There may always be placid motorists who accept with resignation their twice-daily crawls through Greater Washington's most infamous rush-hour bottlenecks. But more than a few commuters who have watched the traffic grow each il,7p,85 year must wonder what the ultimate toll on their lives will be. If you have to spend an hour each way inching along, say, I-270 or Rte. 29 in Montgomery County, in 10 years you will have frittered away the equivalent of 600 eight-hour days in the basic crawl mode. What's worse, the number of people joining you in this questionable pastime is increasing -- outstripping the pace of road construction and improvements and lengthening the travel time by that much more. What would it take in alternate methods of transportation to get you and others out of your cars?

The textbook response of the urban planners is mass transit. But the key word is convenience: people aren't going to go that extra mile or stand around for too many minutes in the wet or cold for the privilege of bunching up with a lot of other people. Governments have to create incentives, which is what Montgomery County Executive Charles Gilchrist is proposing for consideration by the county council. It won't work wonders, but it's worth a test.

* Mr. Gilchrist proposes a $5.5-million transit package to curb congestion along I-270, Rte. 29 and other jam-prone arteries. The number of rush-hour express buses on I-270 would be increased from 14 to 19 an hour, and on Rte. 29 from four to five. The proposed program also would pay residents and businesses a subsidy of up to $200 a month for establishing van pools on these two roads. In addition, two new commuter parking lots would be built. Studies would be undertaken of Metrorail passes allowing unlimited travel for a monthly fee, an east-west mass transit route between Silver Spring and Bethesda, an exclusive bus lane for Rte. 355 and a new design for faster pickups and dropoffs by the 200 buses serving the Silver Spring and Bethesda subway stations.
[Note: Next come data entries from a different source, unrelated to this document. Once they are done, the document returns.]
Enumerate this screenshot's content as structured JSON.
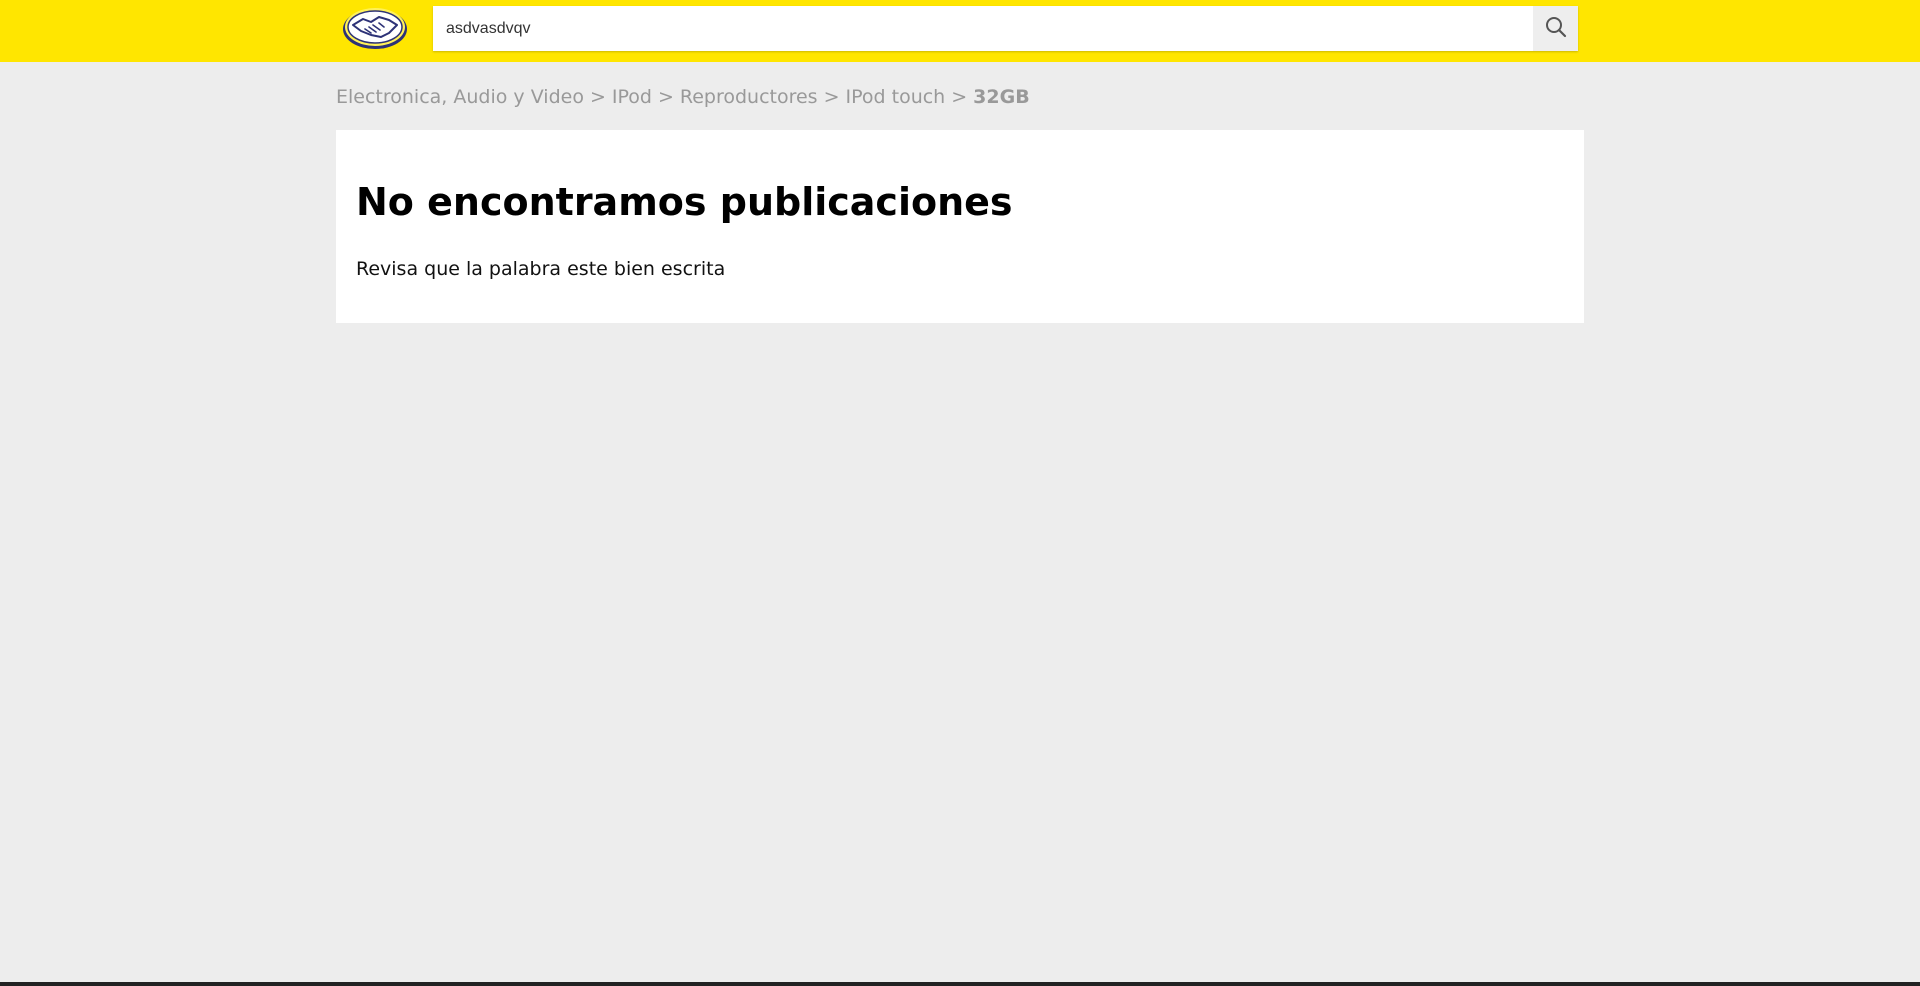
{
  "header": {
    "brand_color": "#ffe600",
    "logo_icon": "handshake-logo-icon",
    "search": {
      "value": "asdvasdvqv",
      "placeholder": "",
      "button_icon": "search-icon"
    }
  },
  "breadcrumb": {
    "items": [
      "Electronica, Audio y Video",
      "IPod",
      "Reproductores",
      "IPod touch"
    ],
    "separator": ">",
    "current": "32GB"
  },
  "results": {
    "title": "No encontramos publicaciones",
    "hint": "Revisa que la palabra este bien escrita"
  }
}
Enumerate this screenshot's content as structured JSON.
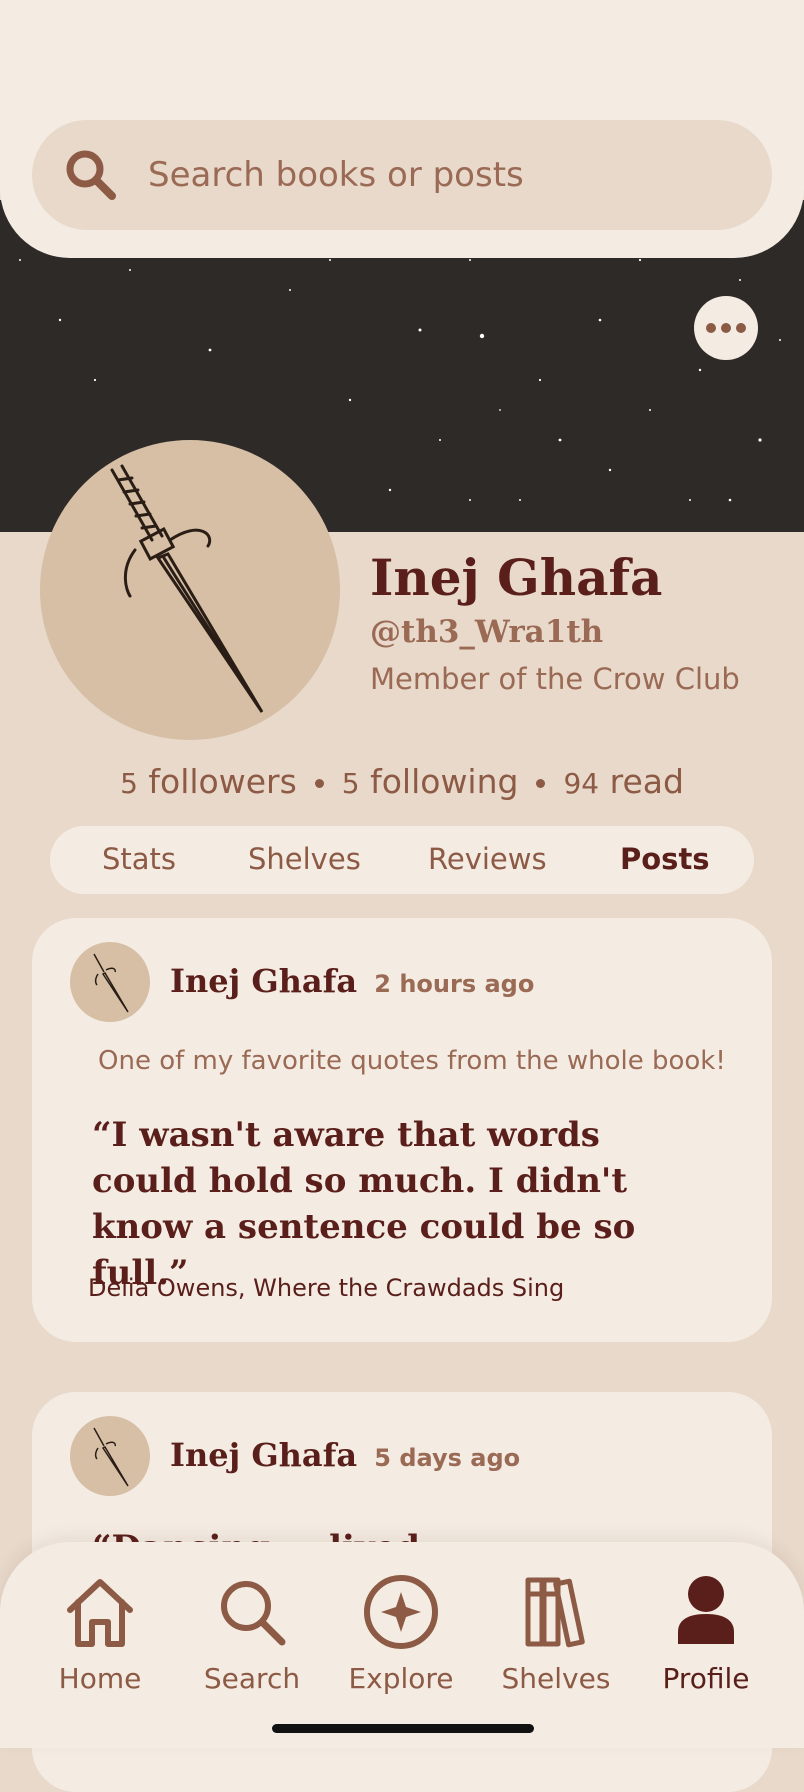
{
  "search": {
    "placeholder": "Search books or posts"
  },
  "profile": {
    "name": "Inej Ghafa",
    "handle": "@th3_Wra1th",
    "bio": "Member of the Crow Club",
    "followers_count": "5",
    "followers_label": "followers",
    "following_count": "5",
    "following_label": "following",
    "read_count": "94",
    "read_label": "read"
  },
  "tabs": [
    {
      "label": "Stats",
      "active": false
    },
    {
      "label": "Shelves",
      "active": false
    },
    {
      "label": "Reviews",
      "active": false
    },
    {
      "label": "Posts",
      "active": true
    }
  ],
  "posts": [
    {
      "author": "Inej Ghafa",
      "time": "2 hours ago",
      "caption": "One of my favorite quotes from the whole book!",
      "quote": "“I wasn't aware that words could hold so much. I didn't know a sentence could be so full.”",
      "attribution": "Delia Owens, Where the Crawdads Sing"
    },
    {
      "author": "Inej Ghafa",
      "time": "5 days ago",
      "quote_partial": "“Dancing ... lived ..."
    }
  ],
  "nav": [
    {
      "label": "Home",
      "icon": "home-icon"
    },
    {
      "label": "Search",
      "icon": "search-icon"
    },
    {
      "label": "Explore",
      "icon": "compass-icon"
    },
    {
      "label": "Shelves",
      "icon": "books-icon"
    },
    {
      "label": "Profile",
      "icon": "person-icon",
      "active": true
    }
  ],
  "colors": {
    "background": "#e8d9cb",
    "surface": "#f4ece3",
    "accent": "#8c5a45",
    "dark": "#5a1f1a",
    "banner": "#2e2a28"
  }
}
None of this will transform Montgomery's beaten paths into test tracks for the Indy 500. But at the rate development is packing those lanes every day, the county government can't afford merely to stand by for road improvements that will take until the 21st century to happen. For a relatively small investment, the council can conduct a useful road test that might get things moving at least a little bit better than they are right now.